The 2010 model Kawasaki ZZR1400 ABS had a four-stroke 1352cc 16-valve DOHC, fuel-injected in-line four-cylinder engine producing 197bhp (200PS). Top speed was still electronically limited to 186mph, but 0-60mph was now in the region of 2.5 seconds. 30% more powerful, more compact and with a lower centre of gravity than the ZZR1100, it improved on an already winning formula and in my opinion represents the very pinnacle of large-engine sports-tourer motorcycle engineering.

The ZZR1400 was designed specifically to be faster than the Suzuki Hyabusa. Additionally, over the intervening 14 years Kawasaki had fixed the small number of minor niggles I had with the ZZR1100. The bike felt smaller and more nimble, like the ZZR600 had been, but with literally twice the power. The centre of gravity had been lowered, meaning it was no longer at all top heavy. They even fixed the little resonant vibration you used to get on the edges of the windshield at specific revs, with a modified and more rigid shape. And oh, the engine ! I was, once again, blown away.

This is a blisteringly, astonishingly, ludicrously fast bike. Whatever speed you are doing, in whatever gear, if you twist the throttle it will accelerate hard, serving up lashings of the kind of thick, creamy power that you can only get from a big engine. Sadly, as of 2020, the bike has just gone out of production due to EU emissions legislation. The replacement is the Kawasaki Ninja H2, which although technically faster and more powerful, is only 998cc and uses "trick engineering" to get the extra horsepower. This means the midrange is nowhere near as satisfying. I now intend to keep my ZZR1400 on the road for as long as possible, because there is no other bike I want.

The Kawasaki Ninja H2

Due to the projected cost of updating the the mighty ZZR1400 in order to comply with the latest EU emissions legislation, the decision was made to replace it as Kawasaki's flagship sports tourer machine with an all-new model, the Ninja H2. At 998cc the engine is considerably smaller, but it employs a variable-speed centrifugal-type Supercharger in order to extract a slightly higher maximum output of 210bhp (213PS) with ram-air. However, reports are that this makes the mid-range far less satisfying than on the ZZR1400, and ultimately there is just no substitute for cubic capacity.
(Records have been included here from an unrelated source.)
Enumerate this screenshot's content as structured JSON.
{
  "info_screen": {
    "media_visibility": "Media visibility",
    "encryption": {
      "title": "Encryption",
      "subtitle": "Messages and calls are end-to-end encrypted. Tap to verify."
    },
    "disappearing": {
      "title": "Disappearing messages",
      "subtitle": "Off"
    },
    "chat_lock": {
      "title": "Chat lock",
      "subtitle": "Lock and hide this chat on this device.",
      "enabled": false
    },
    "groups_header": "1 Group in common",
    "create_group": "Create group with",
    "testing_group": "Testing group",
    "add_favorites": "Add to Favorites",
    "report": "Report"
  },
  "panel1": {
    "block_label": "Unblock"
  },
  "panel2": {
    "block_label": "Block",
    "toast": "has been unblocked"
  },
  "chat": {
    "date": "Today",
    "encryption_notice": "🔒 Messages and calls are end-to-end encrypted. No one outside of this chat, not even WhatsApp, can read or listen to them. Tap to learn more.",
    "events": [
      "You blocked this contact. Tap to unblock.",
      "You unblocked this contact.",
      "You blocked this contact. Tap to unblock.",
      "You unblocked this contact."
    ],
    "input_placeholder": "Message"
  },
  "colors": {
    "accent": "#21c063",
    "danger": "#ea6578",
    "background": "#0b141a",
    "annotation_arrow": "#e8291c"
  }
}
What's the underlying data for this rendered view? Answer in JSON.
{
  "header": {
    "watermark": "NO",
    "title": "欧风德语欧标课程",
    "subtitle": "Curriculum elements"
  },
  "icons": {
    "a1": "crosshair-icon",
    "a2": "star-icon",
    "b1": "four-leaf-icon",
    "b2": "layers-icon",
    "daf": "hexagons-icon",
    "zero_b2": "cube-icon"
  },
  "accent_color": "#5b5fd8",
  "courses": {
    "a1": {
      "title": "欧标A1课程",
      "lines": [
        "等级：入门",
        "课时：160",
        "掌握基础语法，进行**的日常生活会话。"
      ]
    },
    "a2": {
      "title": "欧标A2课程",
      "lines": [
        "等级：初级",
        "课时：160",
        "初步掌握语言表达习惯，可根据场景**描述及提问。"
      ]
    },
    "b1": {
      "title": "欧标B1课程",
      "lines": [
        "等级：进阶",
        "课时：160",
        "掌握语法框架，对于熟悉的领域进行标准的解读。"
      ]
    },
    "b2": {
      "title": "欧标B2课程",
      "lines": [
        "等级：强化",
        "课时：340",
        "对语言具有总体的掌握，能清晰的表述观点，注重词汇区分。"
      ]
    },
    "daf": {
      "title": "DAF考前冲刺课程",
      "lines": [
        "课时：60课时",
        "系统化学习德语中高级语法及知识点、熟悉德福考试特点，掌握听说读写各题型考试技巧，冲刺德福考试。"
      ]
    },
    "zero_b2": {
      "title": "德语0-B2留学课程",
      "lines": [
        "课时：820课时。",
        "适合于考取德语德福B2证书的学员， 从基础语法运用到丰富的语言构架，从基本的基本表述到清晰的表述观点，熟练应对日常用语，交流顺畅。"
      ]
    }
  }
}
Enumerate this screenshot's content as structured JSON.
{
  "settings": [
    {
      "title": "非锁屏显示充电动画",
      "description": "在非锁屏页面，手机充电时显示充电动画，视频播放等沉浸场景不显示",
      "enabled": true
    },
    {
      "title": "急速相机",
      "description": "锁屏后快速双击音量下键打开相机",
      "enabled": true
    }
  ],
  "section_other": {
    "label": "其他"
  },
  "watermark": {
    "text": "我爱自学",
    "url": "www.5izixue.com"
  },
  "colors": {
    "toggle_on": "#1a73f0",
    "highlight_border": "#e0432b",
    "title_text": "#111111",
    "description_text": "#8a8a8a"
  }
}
The bike is also available in a track-only version, the H2R, with weight reductions and a higher supercharge boost giving a maximum power output of 326bhp (331PS), making it currently the fastest and most powerful production motorcycle on the market.

Kawasaki Ninja H2

The Kawasaki Ninja H2 has a Supercharged 998cc 16-valve DOHC, fuel-injected in-line four-cylinder engine producing 210bhp (213PS).